• _Exercise input_
▬▬▬
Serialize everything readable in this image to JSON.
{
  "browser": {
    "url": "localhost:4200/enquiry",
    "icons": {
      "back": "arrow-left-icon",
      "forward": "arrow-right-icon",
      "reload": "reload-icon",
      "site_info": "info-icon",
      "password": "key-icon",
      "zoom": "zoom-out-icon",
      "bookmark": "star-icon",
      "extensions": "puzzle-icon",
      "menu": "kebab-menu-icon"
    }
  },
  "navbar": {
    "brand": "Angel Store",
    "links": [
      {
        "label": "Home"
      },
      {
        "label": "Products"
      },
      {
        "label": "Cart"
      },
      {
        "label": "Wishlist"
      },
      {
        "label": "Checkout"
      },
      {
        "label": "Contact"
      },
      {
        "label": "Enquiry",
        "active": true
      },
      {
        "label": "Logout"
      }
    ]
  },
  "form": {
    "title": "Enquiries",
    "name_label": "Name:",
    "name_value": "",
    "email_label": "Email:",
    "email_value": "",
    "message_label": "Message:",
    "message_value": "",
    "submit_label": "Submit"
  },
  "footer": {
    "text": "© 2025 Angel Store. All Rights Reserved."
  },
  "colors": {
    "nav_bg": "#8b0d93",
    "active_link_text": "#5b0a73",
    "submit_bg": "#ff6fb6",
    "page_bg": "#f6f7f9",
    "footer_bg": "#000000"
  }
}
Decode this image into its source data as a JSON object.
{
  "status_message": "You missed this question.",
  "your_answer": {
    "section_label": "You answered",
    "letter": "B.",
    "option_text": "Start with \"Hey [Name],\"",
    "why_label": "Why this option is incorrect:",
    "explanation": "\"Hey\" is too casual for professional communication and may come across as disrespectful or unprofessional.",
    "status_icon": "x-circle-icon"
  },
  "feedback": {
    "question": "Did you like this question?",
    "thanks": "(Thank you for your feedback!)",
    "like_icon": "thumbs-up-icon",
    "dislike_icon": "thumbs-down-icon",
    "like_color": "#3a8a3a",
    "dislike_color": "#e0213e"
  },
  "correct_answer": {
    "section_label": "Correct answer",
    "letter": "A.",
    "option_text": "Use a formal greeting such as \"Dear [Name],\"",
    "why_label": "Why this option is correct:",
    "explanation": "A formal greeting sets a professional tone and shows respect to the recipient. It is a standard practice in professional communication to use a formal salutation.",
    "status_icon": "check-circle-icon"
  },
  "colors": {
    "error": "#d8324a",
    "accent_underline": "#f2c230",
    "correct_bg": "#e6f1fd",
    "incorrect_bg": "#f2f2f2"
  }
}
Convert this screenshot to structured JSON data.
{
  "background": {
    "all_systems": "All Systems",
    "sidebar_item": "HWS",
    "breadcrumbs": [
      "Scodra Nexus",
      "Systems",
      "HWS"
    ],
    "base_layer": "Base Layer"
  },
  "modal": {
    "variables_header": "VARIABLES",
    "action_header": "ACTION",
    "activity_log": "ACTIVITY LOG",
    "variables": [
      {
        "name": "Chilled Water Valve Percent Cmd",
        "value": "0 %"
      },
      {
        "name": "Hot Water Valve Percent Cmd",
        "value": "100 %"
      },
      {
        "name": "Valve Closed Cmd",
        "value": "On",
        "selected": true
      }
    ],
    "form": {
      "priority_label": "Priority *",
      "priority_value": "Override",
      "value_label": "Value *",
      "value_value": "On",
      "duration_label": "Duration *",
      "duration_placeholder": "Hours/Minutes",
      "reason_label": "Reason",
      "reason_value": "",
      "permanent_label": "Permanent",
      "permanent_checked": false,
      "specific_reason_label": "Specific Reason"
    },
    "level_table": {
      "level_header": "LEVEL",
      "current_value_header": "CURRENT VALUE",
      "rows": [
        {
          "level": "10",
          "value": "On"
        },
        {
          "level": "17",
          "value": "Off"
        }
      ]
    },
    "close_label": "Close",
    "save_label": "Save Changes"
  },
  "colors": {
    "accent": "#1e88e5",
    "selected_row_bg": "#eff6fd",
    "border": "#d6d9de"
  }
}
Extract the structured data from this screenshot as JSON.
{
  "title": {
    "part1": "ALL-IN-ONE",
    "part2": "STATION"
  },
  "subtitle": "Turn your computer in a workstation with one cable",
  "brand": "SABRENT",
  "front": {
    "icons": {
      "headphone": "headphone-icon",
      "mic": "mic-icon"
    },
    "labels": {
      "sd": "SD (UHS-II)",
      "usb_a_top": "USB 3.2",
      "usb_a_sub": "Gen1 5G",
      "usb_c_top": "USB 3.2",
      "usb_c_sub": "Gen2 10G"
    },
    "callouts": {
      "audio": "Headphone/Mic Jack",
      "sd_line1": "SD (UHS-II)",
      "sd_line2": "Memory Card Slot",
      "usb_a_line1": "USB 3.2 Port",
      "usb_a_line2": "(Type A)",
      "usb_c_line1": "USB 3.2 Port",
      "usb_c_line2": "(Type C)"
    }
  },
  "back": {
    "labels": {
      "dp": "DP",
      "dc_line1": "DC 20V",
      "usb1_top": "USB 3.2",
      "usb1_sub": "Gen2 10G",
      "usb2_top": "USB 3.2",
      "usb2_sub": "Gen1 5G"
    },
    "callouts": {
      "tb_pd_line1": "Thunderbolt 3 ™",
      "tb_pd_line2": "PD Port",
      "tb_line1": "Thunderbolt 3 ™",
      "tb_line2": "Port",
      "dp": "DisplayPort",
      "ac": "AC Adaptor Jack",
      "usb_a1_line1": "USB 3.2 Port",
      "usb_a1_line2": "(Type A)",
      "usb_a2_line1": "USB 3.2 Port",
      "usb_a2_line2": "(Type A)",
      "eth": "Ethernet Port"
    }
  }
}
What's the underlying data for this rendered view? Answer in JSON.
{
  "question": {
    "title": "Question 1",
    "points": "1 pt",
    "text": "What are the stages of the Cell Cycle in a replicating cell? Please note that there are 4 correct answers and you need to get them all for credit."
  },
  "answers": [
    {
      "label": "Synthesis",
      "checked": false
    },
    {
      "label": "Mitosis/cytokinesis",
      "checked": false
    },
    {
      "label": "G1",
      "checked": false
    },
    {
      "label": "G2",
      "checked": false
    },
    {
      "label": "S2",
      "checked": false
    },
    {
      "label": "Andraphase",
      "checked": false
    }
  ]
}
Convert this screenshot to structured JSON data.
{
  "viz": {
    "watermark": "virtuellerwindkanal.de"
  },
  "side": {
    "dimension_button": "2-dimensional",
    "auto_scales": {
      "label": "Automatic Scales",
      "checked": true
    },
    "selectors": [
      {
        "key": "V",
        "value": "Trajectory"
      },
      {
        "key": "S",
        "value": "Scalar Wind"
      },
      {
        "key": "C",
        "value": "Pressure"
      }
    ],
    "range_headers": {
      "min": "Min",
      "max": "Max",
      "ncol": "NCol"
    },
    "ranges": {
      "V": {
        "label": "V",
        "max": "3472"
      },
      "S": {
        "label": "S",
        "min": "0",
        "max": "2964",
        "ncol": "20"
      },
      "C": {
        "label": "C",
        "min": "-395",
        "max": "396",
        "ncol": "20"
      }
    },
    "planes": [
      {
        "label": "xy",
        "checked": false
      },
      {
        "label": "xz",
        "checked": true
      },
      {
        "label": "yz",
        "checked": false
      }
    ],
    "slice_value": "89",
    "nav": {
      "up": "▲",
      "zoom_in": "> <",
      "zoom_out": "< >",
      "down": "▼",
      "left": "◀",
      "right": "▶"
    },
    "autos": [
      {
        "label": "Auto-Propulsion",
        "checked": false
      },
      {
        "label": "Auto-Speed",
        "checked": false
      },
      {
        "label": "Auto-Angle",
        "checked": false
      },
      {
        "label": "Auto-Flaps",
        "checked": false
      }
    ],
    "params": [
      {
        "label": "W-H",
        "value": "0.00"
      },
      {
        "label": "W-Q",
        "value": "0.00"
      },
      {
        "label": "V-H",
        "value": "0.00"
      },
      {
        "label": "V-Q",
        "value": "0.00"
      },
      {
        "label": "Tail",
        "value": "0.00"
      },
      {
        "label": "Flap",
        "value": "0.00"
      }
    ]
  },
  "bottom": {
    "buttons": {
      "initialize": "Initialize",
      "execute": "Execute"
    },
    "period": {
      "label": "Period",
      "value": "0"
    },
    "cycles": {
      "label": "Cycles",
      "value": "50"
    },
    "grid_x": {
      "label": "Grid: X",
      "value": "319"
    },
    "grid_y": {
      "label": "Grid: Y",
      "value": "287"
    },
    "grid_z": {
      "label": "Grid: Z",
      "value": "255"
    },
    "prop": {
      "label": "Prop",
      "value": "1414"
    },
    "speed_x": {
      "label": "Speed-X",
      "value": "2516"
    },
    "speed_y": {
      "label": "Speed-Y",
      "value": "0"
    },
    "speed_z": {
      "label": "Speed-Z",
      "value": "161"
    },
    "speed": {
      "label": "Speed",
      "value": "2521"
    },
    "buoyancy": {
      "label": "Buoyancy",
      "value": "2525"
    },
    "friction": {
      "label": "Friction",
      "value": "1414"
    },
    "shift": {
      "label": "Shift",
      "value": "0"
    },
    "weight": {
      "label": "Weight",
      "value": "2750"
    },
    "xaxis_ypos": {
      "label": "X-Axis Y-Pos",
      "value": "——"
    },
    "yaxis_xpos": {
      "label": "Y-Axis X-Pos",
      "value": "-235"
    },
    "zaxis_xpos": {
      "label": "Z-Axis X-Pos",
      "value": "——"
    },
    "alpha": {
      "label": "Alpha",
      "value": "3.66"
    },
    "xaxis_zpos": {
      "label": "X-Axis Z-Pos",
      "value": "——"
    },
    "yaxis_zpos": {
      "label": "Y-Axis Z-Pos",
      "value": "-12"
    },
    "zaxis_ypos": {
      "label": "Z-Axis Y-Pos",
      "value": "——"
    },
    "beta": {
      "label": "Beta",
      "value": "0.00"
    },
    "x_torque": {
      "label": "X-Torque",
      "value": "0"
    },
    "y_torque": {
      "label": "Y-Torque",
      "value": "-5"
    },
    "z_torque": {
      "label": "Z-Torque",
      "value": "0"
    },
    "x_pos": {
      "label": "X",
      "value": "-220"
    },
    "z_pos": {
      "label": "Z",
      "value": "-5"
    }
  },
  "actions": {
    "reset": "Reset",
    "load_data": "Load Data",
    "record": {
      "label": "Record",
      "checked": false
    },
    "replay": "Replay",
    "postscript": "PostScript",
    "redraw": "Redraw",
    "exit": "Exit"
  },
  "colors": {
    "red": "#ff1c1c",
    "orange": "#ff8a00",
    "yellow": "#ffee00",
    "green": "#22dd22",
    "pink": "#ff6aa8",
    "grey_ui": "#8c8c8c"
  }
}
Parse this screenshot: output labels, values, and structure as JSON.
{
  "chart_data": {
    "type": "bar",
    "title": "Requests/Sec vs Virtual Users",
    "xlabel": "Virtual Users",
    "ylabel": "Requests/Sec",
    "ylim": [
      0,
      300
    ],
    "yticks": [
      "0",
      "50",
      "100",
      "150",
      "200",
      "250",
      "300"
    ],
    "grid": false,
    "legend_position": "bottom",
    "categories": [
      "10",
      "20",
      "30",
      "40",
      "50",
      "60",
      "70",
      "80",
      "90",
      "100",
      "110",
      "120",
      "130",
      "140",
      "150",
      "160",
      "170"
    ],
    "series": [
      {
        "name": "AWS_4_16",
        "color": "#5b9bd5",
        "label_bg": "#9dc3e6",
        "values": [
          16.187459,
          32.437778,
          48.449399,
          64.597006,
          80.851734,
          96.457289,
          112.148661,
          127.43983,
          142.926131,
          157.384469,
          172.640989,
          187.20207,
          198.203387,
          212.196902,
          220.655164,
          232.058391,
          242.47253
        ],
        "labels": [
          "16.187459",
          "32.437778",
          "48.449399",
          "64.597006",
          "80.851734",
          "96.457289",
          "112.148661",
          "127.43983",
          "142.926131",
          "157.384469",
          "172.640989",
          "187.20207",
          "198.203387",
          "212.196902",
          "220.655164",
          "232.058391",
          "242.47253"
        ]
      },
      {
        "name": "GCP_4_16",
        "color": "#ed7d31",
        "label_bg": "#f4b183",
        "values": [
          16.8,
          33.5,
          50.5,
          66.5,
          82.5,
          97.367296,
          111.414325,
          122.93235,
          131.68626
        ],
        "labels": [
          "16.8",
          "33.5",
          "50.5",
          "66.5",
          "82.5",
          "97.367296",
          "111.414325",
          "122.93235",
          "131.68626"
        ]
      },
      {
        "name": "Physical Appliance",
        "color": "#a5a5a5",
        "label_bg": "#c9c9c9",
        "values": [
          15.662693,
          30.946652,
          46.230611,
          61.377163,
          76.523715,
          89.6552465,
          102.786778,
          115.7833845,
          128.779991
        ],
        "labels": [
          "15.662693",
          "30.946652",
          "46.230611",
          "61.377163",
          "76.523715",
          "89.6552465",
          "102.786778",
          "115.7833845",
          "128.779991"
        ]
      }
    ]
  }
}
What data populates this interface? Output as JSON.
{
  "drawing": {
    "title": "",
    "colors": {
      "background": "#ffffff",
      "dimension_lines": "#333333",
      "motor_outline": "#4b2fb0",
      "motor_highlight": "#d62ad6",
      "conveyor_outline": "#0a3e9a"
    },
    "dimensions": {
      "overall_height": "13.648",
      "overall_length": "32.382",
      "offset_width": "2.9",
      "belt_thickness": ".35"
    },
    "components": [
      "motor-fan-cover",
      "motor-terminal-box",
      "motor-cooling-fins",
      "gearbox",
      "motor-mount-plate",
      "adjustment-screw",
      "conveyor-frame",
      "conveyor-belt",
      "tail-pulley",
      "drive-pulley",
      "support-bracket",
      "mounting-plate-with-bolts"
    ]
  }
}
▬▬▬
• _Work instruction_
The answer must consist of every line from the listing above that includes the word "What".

• _Answer to the problem_
What's the underlying data for this rendered view? Answer in JSON.
    "text": "What are the stages of the Cell Cycle in a replicating cell? Please note that there are 4 correct answers and you need to get them all for credit."
What data populates this interface? Output as JSON.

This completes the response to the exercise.